━━ THE DATA
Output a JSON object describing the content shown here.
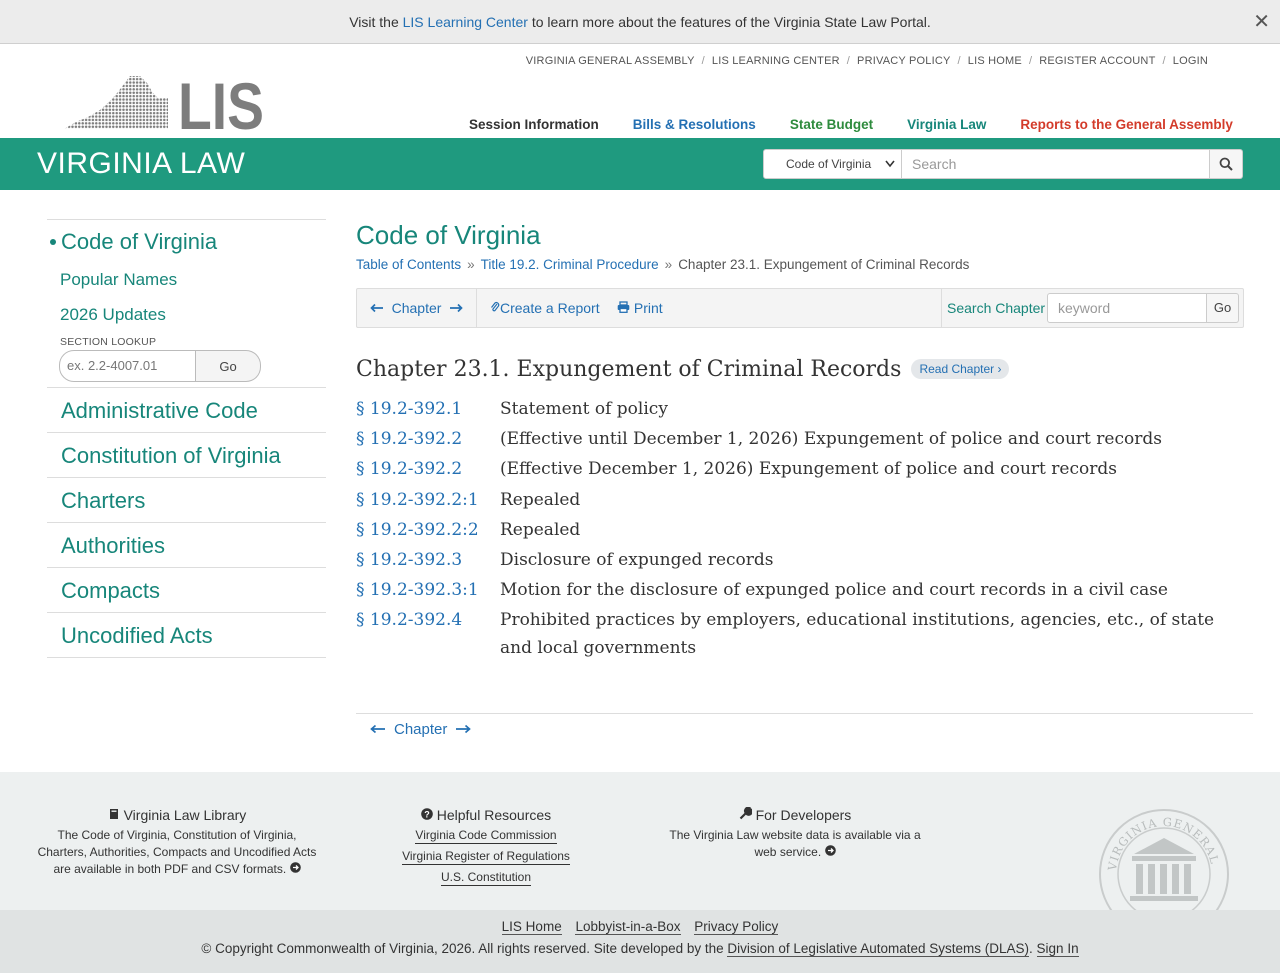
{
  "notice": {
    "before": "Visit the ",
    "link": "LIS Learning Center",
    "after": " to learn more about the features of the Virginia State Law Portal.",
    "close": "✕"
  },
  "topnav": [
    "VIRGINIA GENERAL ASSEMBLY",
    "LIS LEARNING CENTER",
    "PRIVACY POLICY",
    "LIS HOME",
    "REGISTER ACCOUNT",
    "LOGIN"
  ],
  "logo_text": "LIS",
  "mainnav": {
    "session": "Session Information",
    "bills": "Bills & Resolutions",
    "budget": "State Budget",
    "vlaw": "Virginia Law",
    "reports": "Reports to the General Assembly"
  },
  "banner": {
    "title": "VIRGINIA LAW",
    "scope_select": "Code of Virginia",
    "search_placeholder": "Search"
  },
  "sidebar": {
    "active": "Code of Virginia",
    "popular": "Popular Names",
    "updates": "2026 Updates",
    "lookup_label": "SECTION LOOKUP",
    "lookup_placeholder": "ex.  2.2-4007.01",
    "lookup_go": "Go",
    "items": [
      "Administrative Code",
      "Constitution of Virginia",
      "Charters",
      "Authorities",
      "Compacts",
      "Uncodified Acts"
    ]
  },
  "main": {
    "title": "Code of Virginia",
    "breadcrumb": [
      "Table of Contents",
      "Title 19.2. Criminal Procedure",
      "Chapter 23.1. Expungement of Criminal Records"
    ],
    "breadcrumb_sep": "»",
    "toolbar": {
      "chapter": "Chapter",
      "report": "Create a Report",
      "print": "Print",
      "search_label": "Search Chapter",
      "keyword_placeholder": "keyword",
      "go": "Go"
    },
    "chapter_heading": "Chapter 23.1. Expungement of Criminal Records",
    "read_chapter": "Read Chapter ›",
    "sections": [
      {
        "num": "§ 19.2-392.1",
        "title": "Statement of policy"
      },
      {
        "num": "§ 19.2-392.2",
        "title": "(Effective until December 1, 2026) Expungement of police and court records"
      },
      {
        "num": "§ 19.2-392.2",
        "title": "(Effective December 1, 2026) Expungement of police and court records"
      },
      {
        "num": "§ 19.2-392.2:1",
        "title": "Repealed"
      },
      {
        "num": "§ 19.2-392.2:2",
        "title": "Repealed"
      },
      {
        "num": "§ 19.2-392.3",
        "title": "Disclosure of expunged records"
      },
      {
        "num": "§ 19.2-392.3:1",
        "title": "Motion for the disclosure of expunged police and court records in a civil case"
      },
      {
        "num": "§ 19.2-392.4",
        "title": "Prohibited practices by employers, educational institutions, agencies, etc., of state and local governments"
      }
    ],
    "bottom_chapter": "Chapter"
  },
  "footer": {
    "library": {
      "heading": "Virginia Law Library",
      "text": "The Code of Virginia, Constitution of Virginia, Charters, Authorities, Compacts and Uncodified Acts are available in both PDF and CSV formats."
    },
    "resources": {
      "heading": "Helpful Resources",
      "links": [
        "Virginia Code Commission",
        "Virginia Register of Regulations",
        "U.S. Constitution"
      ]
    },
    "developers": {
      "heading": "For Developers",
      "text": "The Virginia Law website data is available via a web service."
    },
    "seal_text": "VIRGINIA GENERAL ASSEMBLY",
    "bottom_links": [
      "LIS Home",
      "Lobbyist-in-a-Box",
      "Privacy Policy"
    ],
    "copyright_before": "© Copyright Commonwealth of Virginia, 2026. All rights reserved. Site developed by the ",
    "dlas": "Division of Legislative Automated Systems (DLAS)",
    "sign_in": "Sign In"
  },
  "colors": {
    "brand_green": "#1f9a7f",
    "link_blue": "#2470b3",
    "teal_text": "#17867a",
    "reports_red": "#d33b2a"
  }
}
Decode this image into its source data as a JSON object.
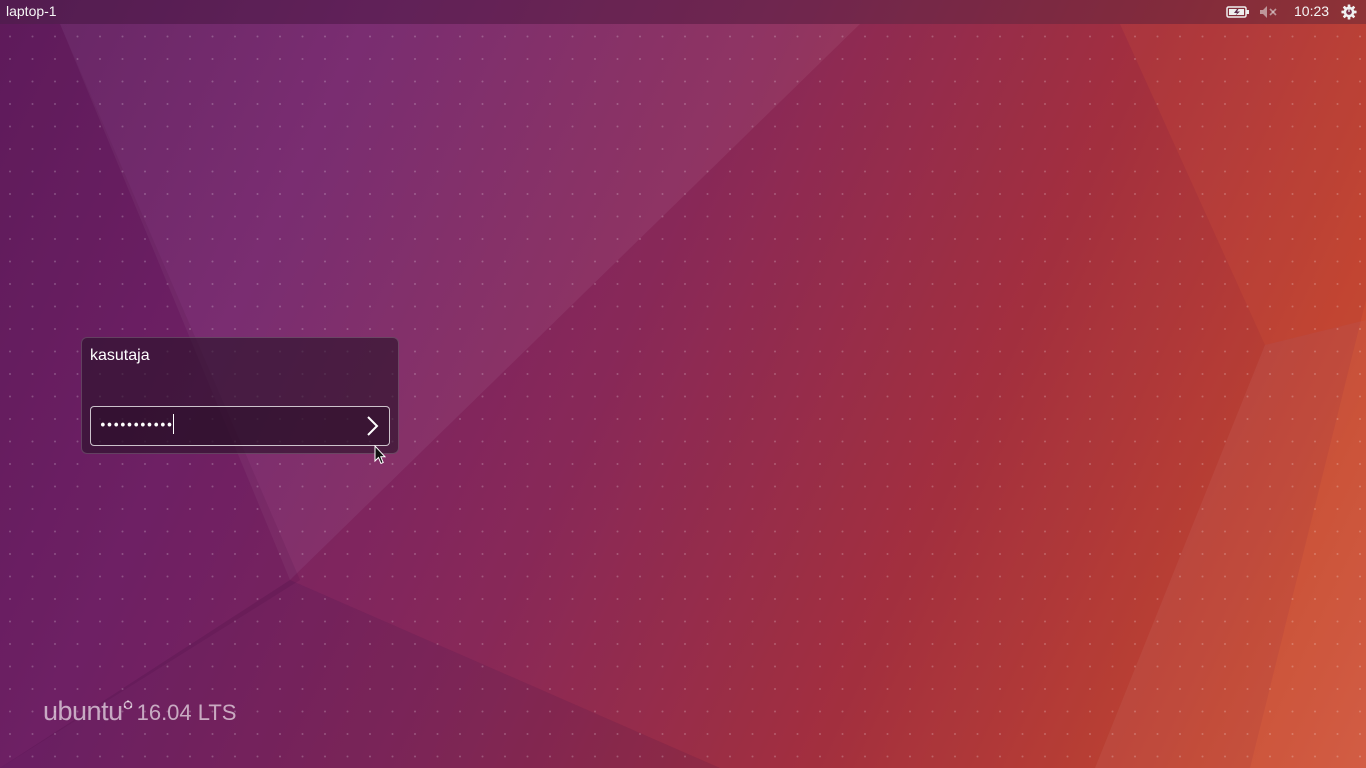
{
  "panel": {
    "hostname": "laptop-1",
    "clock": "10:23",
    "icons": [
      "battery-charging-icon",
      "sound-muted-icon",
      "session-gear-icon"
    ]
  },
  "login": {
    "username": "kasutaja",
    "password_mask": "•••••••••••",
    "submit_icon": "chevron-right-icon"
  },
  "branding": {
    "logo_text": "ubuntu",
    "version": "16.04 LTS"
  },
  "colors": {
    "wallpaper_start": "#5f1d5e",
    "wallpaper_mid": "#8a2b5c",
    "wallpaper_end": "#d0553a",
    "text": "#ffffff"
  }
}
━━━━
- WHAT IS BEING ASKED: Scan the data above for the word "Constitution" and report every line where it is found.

- TASK RESULT:
      "Constitution of Virginia",
      "text": "The Code of Virginia, Constitution of Virginia, Charters, Authorities, Compacts and Uncodified Acts are available in both PDF and CSV formats."
        "U.S. Constitution"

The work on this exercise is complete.